-- Dataset entries --
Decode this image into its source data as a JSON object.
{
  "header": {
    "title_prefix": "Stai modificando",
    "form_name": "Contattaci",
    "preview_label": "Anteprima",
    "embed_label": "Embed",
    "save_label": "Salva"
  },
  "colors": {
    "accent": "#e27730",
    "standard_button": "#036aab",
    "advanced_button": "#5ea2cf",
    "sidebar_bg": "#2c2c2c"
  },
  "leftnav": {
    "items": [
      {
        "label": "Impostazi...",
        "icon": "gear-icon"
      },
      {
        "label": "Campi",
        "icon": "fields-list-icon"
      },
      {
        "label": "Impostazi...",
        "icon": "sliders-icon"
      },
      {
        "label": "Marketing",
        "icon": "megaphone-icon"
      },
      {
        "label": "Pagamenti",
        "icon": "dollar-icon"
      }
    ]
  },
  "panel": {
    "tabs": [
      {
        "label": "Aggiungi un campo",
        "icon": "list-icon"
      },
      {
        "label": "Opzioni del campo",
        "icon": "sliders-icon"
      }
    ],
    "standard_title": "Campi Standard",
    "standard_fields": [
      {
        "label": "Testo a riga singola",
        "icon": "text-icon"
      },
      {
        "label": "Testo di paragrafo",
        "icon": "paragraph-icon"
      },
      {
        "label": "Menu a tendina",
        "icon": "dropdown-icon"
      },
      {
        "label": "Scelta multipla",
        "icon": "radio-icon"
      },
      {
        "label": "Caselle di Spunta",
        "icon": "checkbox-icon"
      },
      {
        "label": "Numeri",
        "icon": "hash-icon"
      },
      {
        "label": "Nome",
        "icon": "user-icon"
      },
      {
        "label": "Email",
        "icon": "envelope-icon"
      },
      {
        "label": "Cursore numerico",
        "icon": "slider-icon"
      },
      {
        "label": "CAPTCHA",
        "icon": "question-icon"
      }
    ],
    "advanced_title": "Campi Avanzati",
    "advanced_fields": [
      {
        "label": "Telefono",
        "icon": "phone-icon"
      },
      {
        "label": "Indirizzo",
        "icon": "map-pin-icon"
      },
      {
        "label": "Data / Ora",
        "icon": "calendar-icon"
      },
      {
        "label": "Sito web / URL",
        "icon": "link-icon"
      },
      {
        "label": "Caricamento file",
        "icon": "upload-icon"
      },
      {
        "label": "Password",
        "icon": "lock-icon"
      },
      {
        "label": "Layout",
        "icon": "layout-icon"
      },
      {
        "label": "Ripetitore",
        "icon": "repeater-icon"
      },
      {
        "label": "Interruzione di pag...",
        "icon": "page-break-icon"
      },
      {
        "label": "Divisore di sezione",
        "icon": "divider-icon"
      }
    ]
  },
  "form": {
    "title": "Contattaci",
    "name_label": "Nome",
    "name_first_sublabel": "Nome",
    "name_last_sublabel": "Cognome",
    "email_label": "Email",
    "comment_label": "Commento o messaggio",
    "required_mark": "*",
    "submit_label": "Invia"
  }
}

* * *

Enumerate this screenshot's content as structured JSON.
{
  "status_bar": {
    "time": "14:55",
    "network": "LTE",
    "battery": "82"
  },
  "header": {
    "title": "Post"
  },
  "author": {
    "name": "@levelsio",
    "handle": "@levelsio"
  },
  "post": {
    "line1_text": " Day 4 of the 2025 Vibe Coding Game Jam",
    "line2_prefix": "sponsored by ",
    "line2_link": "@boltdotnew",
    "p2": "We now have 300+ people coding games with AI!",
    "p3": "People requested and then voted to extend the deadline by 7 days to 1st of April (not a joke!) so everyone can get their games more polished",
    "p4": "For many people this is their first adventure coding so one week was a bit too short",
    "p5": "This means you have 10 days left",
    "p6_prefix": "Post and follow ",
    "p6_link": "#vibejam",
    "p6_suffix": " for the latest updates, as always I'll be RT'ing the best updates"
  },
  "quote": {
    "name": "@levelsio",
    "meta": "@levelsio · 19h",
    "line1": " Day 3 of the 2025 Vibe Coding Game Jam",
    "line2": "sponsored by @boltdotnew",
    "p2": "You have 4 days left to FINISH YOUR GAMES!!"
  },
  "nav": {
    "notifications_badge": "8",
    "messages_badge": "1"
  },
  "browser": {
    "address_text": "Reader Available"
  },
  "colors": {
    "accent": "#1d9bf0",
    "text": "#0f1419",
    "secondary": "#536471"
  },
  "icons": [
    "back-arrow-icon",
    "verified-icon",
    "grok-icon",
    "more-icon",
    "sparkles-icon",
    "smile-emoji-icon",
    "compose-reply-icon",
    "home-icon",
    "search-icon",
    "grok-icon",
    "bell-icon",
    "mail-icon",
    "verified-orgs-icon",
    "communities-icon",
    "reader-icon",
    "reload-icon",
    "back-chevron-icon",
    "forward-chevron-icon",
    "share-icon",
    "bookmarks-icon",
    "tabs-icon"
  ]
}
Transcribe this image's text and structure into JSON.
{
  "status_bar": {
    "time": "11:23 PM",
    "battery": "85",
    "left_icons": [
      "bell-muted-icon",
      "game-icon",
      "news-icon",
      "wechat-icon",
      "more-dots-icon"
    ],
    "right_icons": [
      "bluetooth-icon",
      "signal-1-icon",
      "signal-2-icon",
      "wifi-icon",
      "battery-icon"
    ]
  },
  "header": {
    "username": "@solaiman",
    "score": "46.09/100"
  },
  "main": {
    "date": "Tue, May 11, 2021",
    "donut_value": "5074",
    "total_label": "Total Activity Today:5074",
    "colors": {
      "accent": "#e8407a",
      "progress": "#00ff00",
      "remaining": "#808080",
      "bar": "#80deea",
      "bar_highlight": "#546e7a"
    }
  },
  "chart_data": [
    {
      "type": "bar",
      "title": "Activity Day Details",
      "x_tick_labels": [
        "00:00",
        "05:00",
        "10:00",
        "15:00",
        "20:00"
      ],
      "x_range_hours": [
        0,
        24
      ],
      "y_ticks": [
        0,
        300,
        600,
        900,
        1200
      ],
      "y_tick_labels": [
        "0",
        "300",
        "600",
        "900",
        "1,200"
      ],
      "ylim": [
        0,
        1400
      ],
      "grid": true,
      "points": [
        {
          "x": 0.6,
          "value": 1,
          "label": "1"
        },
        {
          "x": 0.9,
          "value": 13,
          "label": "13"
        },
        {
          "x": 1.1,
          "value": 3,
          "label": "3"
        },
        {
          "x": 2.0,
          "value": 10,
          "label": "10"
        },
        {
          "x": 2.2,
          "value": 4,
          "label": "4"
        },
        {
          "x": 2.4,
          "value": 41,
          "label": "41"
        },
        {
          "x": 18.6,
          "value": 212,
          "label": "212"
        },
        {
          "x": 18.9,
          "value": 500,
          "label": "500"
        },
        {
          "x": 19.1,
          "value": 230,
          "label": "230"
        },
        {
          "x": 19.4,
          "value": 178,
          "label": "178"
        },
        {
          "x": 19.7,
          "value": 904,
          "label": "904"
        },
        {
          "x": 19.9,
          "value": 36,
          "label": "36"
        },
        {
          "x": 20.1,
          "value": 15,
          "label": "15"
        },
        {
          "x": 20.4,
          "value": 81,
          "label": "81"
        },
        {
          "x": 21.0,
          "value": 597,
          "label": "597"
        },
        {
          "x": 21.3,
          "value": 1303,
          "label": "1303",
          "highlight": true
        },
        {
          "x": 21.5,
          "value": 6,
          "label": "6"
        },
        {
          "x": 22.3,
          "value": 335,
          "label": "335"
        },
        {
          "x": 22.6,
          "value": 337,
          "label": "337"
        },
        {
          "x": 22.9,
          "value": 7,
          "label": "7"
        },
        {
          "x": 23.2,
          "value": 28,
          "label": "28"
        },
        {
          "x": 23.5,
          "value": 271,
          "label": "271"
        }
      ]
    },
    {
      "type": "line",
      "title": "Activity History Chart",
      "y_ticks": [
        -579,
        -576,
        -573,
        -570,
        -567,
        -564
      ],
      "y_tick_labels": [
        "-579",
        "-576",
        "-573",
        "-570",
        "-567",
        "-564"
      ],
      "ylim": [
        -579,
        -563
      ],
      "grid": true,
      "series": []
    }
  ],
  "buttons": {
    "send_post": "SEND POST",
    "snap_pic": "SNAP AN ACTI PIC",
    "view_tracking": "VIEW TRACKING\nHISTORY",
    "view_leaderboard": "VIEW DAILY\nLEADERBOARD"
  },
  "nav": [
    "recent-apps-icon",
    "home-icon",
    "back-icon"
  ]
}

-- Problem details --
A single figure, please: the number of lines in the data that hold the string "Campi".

-- Answer space --
3